Dataset rows describing interfaces:

*** Begin section ***

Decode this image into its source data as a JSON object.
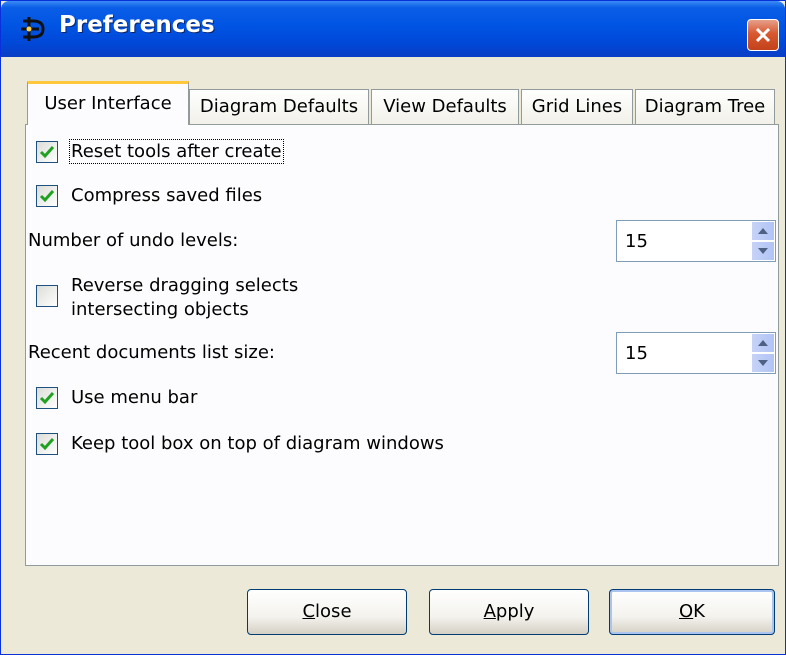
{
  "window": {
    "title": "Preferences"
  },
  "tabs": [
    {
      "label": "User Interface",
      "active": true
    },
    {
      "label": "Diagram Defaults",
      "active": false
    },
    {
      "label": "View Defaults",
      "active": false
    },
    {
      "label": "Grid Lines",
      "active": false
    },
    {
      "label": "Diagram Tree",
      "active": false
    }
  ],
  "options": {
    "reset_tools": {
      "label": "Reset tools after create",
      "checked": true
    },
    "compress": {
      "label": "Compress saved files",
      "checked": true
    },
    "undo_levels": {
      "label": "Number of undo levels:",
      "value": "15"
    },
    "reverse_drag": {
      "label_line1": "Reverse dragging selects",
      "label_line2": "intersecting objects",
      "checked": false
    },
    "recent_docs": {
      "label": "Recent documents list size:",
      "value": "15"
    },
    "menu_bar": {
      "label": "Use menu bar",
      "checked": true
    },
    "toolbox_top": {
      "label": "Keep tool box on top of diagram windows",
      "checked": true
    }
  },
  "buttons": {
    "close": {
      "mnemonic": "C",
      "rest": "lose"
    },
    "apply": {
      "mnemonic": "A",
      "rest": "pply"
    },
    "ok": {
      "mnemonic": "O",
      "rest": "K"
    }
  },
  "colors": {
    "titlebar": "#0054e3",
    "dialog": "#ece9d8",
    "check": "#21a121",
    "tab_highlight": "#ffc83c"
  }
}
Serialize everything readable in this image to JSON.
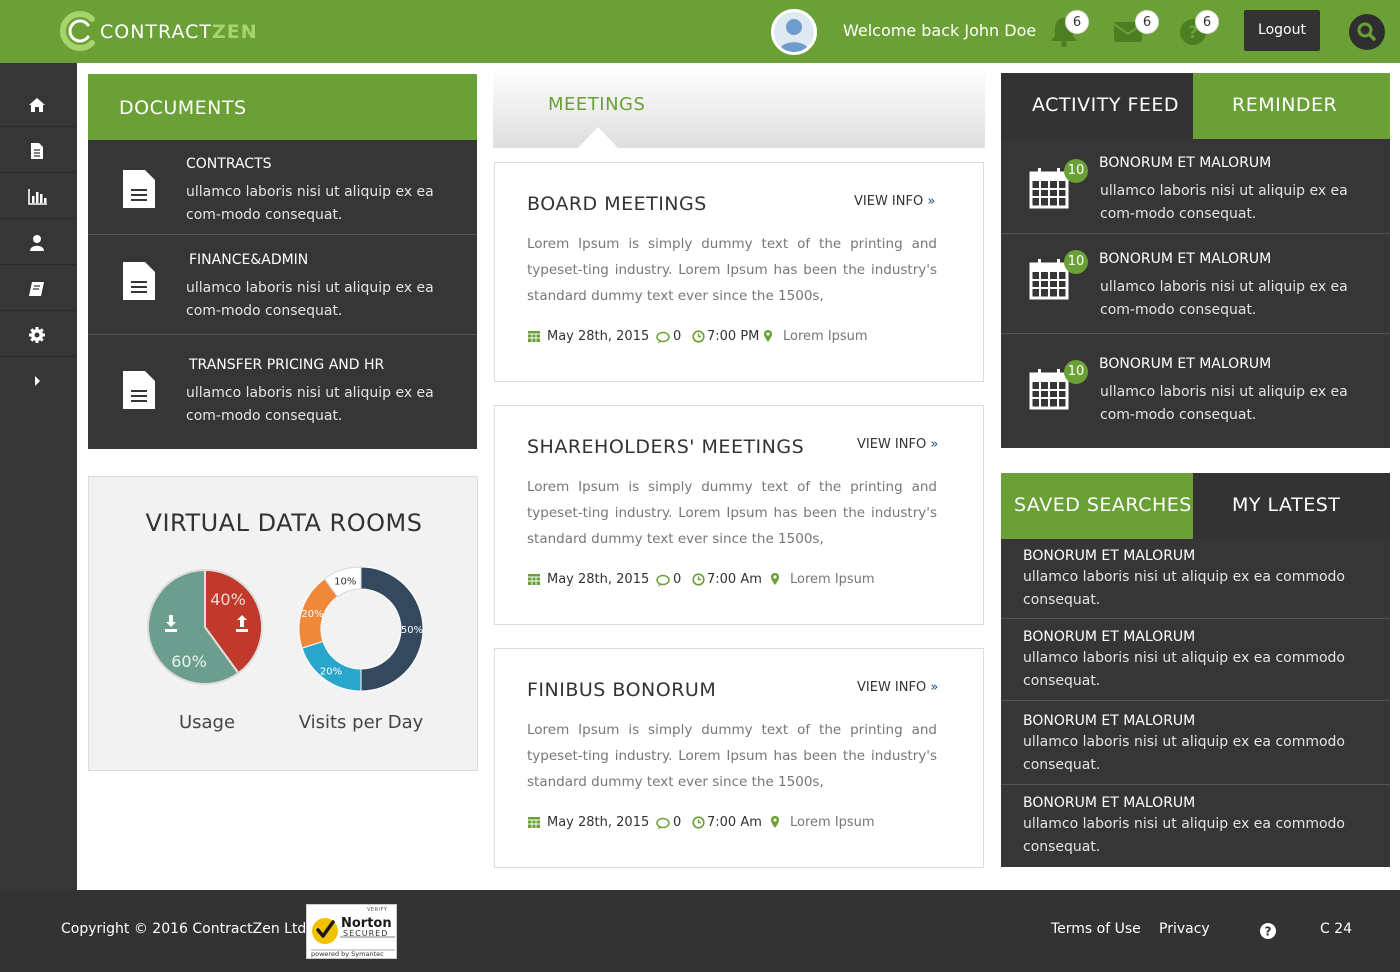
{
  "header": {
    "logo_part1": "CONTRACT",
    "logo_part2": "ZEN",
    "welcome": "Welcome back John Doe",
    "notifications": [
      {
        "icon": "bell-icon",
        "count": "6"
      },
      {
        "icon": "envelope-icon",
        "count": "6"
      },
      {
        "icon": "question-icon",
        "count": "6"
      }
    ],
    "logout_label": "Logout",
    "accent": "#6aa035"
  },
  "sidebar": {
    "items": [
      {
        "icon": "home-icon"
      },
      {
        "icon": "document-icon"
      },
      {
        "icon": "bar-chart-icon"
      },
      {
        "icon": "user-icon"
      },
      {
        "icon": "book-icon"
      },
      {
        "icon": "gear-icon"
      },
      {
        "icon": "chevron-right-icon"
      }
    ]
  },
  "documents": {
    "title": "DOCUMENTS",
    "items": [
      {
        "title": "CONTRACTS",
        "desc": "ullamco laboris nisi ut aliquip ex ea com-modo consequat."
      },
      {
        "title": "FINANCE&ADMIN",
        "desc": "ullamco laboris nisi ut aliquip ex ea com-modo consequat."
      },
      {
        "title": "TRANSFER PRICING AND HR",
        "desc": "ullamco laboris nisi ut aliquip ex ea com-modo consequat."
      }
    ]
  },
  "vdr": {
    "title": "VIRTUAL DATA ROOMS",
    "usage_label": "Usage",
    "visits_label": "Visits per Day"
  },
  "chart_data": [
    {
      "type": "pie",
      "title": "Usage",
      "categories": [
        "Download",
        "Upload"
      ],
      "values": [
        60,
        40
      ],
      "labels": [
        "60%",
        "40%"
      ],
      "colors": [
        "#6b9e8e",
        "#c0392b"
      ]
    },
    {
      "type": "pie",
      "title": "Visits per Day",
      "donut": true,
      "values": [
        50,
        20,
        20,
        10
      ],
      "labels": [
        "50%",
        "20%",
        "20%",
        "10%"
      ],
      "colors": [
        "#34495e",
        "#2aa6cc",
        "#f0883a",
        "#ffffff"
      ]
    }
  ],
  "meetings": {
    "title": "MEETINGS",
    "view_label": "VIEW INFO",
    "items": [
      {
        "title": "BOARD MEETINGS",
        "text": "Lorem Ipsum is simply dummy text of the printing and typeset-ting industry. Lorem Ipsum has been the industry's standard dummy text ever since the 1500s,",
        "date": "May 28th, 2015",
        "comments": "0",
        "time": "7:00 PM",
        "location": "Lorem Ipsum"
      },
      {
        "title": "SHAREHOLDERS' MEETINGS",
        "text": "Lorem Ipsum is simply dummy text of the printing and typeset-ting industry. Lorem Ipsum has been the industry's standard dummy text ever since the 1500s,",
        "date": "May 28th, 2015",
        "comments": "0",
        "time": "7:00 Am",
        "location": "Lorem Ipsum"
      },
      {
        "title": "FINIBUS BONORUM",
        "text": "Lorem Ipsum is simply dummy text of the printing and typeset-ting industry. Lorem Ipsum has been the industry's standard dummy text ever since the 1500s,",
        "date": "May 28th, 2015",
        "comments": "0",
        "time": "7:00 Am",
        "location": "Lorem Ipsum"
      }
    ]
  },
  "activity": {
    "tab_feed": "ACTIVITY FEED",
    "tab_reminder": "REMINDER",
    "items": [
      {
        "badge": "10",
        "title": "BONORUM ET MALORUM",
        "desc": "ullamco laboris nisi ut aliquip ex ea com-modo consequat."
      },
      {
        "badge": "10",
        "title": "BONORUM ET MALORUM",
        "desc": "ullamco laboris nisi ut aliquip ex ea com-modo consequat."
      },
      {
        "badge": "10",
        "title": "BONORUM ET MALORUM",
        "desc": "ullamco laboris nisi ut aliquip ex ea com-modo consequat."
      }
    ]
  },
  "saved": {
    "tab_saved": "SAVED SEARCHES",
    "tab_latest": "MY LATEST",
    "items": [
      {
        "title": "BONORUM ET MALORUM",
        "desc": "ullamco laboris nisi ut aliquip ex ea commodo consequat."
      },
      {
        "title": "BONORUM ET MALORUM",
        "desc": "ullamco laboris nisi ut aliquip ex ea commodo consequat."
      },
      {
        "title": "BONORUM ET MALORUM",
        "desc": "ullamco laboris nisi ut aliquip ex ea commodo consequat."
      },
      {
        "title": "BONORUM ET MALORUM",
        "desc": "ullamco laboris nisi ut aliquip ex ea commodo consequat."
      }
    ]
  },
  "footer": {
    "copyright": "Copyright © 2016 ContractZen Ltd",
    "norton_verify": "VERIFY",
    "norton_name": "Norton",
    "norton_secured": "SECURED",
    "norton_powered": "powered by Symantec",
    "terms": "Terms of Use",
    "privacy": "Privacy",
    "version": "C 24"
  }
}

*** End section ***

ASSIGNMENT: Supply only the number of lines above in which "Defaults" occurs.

SOLUTION TO THE EXERCISE: 2